The classic The Things They Carried is being re-released in honor of its 20th anniversary, so unsurprisingly, Tim O’Brien keeps popping up in my radar lately. Besides being a powerful writer, O’Brien is also a great teacher, and in his recent interviews he offers useful thoughts for writers of all levels.
In this interview for Beyond the Margins (with Grub Street program manager Sonya Larson), O’Brien discusses the writing of The Things They Carried, how being a father changed his writing, and recent literary works by soldiers stationed in Iraq and Afghanistan:
I have read a number of books and magazine articles by veterans of Iraq and Afghanistan. I’ve read some really, really good ones, and– as there were in Vietnam– there are some really, really bad ones. By and large really great writing from all wars comes a good time afterwards, when a person has had the time to let material develop and form itself, so that it’s not rhetorical. So that it’s not so heavily autobiographical. The great works to come out of World War II, the great American works to come out of it, took years and years. The Naked and the Dead, Slaughterhouse Five, and Catch-22. They didn’t come the year after the war was over, and I don’t think you can expect that with any war.
It’s a bit like writing about cancer; there needs to be time. You need to find a way to transcend the tendency to put in every little detail. Just because it felt so important, it may not be important to the reader. And time is needed for imagination to come into play and to work with the material, to shape a story that may not be wholly in the real world, but only partly. I’ve read some really fine things that have come out of Iraq, and I’m sure even better things will come out in the years ahead.
In an audio interview with MediaBistro, O’Brien chatted about blurring the line between novel and memoir and the need to pay attention to sentences while writing:
Something has gone wrong in our schoolsit’s sad to see even in MFA programs students don’t know how to make decent sentences. In a lot of cases, I’m talking about grown, 35-year-old students who speak fine English, but for some reason, don’t write it. And students hate hearing that, but I think it’s absolutely essential for success. I don’t mean publishing, but a successful piece of work. […] Just in my case, for a thing to end up any goodthat is in its lasting power or lasting in it’s dance of languagerequires a thing to sit for awhile on the desk. I think there’s a tendencyat least I have it, when I write emailsto not check our own sentences. That is going to undermine prose.”
And finally, in case you missed it, take 15 minutes and read O’Brien’s essay “Telling Tails” in The Atlantic‘s 2010 Fiction Issue.

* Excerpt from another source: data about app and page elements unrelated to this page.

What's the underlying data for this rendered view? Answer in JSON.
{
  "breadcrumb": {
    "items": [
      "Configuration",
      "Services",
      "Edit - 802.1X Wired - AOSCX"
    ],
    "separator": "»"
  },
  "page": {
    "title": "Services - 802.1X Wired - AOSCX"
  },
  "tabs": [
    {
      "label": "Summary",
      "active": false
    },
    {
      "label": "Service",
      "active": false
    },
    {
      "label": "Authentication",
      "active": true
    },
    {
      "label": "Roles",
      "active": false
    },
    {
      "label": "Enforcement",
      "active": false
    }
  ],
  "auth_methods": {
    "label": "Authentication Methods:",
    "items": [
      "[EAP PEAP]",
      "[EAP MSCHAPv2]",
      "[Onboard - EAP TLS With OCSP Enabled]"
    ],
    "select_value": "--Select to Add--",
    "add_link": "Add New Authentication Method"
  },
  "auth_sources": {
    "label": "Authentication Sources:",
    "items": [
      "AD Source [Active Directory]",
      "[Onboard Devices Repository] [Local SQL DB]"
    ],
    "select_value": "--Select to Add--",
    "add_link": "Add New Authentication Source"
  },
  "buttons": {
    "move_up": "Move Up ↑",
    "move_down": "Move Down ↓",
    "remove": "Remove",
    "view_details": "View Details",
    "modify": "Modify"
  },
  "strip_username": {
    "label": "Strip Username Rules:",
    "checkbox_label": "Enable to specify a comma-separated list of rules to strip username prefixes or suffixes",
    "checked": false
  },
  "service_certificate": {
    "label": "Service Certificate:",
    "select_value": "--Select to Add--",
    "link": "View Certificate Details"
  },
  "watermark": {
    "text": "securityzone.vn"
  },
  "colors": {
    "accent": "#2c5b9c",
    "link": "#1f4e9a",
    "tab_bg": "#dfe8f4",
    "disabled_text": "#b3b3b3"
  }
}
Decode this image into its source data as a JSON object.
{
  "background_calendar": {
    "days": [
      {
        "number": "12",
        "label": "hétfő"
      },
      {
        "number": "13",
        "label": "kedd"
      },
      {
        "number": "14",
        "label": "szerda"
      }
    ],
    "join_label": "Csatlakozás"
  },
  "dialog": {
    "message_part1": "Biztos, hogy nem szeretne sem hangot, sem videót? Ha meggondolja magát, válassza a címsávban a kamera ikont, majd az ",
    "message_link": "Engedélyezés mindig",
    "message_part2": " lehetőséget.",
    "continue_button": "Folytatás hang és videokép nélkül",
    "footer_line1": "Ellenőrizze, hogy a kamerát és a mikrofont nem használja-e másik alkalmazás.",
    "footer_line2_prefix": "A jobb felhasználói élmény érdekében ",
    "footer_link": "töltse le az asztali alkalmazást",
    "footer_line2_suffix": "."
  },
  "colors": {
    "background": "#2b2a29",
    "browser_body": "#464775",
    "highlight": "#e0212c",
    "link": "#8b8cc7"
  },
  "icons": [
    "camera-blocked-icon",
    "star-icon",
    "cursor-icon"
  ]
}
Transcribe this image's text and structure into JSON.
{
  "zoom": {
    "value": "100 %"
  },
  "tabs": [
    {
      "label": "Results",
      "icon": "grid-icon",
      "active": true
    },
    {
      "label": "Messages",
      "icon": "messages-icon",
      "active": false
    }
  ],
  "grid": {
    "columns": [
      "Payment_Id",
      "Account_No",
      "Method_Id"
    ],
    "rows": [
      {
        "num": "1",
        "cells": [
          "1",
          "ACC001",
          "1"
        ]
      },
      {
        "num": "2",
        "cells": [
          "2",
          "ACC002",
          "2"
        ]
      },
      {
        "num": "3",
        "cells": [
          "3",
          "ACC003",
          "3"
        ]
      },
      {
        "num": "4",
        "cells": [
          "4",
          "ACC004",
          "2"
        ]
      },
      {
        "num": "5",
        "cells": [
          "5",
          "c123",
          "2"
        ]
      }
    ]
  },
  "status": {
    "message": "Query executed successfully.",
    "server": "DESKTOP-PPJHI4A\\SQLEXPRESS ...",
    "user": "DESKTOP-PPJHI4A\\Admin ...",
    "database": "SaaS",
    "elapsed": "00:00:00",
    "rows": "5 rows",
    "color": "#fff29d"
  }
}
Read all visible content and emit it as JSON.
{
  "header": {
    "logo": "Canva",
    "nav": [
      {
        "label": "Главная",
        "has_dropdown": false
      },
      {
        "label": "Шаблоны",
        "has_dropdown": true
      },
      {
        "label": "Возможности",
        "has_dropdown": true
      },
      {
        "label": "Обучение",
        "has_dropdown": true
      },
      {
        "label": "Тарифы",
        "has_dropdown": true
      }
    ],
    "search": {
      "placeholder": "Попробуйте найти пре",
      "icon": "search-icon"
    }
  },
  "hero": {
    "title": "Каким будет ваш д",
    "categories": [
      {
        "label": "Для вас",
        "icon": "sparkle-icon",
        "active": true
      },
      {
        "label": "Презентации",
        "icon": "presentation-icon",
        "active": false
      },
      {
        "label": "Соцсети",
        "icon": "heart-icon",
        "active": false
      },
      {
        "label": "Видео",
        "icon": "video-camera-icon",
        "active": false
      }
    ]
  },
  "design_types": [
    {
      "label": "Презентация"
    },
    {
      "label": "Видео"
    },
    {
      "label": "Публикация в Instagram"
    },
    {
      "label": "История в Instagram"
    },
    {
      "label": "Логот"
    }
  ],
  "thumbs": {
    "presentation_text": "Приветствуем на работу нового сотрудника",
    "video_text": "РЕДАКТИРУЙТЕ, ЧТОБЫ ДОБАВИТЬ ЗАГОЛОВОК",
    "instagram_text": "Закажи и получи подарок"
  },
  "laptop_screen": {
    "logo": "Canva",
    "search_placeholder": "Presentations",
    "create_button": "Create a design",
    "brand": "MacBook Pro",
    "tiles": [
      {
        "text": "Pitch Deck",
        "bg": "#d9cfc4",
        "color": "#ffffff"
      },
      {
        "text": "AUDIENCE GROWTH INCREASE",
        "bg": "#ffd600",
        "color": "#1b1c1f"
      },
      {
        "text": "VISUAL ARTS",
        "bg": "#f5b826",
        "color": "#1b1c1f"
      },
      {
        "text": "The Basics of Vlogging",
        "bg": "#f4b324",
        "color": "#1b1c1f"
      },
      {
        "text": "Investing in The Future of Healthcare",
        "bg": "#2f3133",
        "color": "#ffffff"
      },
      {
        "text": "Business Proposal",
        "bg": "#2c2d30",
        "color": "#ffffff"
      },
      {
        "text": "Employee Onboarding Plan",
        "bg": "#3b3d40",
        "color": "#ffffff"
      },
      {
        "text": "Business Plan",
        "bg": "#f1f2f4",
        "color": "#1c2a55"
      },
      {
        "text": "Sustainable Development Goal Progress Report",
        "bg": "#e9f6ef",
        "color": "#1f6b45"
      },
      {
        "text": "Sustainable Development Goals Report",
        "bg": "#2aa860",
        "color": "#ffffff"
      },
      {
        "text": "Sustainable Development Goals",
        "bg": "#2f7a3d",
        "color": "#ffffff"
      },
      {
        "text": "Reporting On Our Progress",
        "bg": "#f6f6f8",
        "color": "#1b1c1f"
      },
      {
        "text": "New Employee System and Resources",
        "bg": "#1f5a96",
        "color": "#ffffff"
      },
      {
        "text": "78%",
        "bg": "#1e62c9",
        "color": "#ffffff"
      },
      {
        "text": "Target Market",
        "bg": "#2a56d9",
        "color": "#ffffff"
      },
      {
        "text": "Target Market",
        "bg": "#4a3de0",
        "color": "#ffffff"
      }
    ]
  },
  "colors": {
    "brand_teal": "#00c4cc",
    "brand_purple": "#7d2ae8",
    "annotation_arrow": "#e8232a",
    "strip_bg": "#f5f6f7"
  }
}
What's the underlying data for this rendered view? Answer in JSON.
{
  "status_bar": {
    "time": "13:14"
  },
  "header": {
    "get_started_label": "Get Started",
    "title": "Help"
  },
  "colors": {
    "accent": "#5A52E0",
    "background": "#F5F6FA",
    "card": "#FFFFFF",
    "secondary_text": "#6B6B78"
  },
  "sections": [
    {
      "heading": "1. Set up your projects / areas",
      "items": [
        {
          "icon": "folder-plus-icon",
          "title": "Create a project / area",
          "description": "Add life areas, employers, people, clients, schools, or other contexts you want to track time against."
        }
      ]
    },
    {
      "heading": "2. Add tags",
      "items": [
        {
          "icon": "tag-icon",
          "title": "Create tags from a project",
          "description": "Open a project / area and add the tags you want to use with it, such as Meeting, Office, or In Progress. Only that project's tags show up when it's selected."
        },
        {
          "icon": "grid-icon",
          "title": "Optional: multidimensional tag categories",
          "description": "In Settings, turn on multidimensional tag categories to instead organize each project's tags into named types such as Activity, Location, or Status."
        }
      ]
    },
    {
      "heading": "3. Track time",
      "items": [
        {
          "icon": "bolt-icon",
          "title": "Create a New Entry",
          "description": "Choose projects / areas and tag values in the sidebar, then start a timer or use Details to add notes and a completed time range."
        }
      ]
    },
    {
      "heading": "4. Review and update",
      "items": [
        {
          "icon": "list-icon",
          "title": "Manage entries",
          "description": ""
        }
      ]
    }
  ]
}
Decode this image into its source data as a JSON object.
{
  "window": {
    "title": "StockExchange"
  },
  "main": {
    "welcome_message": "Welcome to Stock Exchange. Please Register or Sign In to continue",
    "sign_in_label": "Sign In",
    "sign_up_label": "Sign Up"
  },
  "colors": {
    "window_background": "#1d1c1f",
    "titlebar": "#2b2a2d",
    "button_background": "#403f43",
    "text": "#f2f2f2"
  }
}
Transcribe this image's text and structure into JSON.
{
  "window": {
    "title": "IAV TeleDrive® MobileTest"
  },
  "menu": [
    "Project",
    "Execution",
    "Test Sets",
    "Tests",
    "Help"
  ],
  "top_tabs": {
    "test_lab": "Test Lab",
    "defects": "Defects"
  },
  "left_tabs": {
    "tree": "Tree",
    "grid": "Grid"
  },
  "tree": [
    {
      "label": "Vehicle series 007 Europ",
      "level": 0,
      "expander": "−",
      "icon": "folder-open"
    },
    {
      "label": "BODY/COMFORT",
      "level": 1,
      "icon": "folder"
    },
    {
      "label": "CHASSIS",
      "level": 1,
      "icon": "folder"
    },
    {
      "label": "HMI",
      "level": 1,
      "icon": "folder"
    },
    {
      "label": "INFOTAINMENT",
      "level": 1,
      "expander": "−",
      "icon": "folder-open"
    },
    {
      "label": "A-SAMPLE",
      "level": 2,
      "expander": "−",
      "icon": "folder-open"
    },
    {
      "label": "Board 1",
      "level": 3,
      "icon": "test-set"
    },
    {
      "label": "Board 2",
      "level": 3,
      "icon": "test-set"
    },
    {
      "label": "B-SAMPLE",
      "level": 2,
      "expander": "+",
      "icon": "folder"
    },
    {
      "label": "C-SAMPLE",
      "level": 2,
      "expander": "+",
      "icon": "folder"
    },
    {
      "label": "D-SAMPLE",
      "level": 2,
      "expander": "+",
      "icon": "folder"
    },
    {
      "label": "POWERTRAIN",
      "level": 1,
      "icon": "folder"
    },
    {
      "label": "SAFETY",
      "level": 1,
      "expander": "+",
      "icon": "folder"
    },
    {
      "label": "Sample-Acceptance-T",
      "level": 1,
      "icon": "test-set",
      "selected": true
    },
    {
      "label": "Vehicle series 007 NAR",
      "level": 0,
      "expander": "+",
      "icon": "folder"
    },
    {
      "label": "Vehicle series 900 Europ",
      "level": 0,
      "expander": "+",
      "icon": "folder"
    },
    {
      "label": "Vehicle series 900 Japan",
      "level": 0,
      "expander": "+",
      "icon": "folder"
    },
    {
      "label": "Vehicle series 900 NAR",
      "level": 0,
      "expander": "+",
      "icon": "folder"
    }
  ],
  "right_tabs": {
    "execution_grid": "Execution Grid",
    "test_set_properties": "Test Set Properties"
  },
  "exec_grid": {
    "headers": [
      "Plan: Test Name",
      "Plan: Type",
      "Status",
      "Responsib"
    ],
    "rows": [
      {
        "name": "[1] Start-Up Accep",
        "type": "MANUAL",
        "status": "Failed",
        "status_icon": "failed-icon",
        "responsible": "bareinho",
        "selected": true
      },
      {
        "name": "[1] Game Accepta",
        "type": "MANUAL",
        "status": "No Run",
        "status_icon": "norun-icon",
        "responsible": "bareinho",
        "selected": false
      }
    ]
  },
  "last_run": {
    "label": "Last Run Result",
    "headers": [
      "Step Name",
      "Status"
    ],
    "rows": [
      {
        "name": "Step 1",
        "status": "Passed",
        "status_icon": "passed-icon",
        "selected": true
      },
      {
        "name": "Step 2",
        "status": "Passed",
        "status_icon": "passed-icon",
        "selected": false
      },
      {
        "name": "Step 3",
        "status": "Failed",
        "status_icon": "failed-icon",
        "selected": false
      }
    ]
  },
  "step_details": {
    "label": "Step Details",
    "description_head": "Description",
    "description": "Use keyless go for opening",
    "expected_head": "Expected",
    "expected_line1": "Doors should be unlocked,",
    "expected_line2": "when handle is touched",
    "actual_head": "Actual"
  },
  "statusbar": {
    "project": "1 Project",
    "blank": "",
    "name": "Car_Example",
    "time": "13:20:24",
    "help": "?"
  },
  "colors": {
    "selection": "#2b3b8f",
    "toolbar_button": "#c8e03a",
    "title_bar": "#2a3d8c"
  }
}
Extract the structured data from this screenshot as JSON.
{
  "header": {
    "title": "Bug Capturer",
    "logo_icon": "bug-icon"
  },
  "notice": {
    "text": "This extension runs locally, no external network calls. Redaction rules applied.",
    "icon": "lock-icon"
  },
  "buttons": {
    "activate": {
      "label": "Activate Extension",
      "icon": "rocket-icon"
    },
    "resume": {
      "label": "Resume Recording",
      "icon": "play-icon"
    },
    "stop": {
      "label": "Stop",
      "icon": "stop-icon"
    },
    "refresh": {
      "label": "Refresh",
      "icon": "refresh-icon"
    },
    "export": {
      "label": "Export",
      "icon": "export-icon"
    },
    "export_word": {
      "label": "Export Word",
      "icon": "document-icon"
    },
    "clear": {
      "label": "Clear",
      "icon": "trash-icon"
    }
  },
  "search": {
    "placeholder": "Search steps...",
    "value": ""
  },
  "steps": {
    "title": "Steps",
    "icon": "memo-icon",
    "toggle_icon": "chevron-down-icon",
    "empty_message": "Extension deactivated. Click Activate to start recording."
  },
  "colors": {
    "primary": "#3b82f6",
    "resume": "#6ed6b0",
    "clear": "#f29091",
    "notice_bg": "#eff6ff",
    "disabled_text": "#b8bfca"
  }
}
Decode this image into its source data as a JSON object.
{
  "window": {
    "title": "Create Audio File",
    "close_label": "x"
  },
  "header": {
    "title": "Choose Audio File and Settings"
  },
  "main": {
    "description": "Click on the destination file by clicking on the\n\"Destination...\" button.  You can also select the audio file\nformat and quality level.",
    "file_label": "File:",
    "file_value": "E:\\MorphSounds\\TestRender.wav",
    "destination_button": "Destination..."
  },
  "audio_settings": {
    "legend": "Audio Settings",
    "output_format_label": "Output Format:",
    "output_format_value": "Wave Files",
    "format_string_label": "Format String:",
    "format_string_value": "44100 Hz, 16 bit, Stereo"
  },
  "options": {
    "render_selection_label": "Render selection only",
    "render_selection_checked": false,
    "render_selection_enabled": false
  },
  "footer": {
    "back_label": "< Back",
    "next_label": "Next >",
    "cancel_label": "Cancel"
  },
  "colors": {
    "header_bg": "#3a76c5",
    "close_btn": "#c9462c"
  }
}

But for me, as a reader, the more dangerous problem with unsuccessful stories is usually much less complex: I am bored. And I would remain bored even if the story were packed with pages of detail aimed at establishing verisimilitude. I would believe in the story, perhaps, but I would still hate it. To provide background and physical description and all the rest is of course vital to fiction, but vital only insofar as such detail is in the service of a richly imagined story, rather than in the service of good botany or good philosophy or good geography.
Every writeremerging or notshould keep this idea in mind.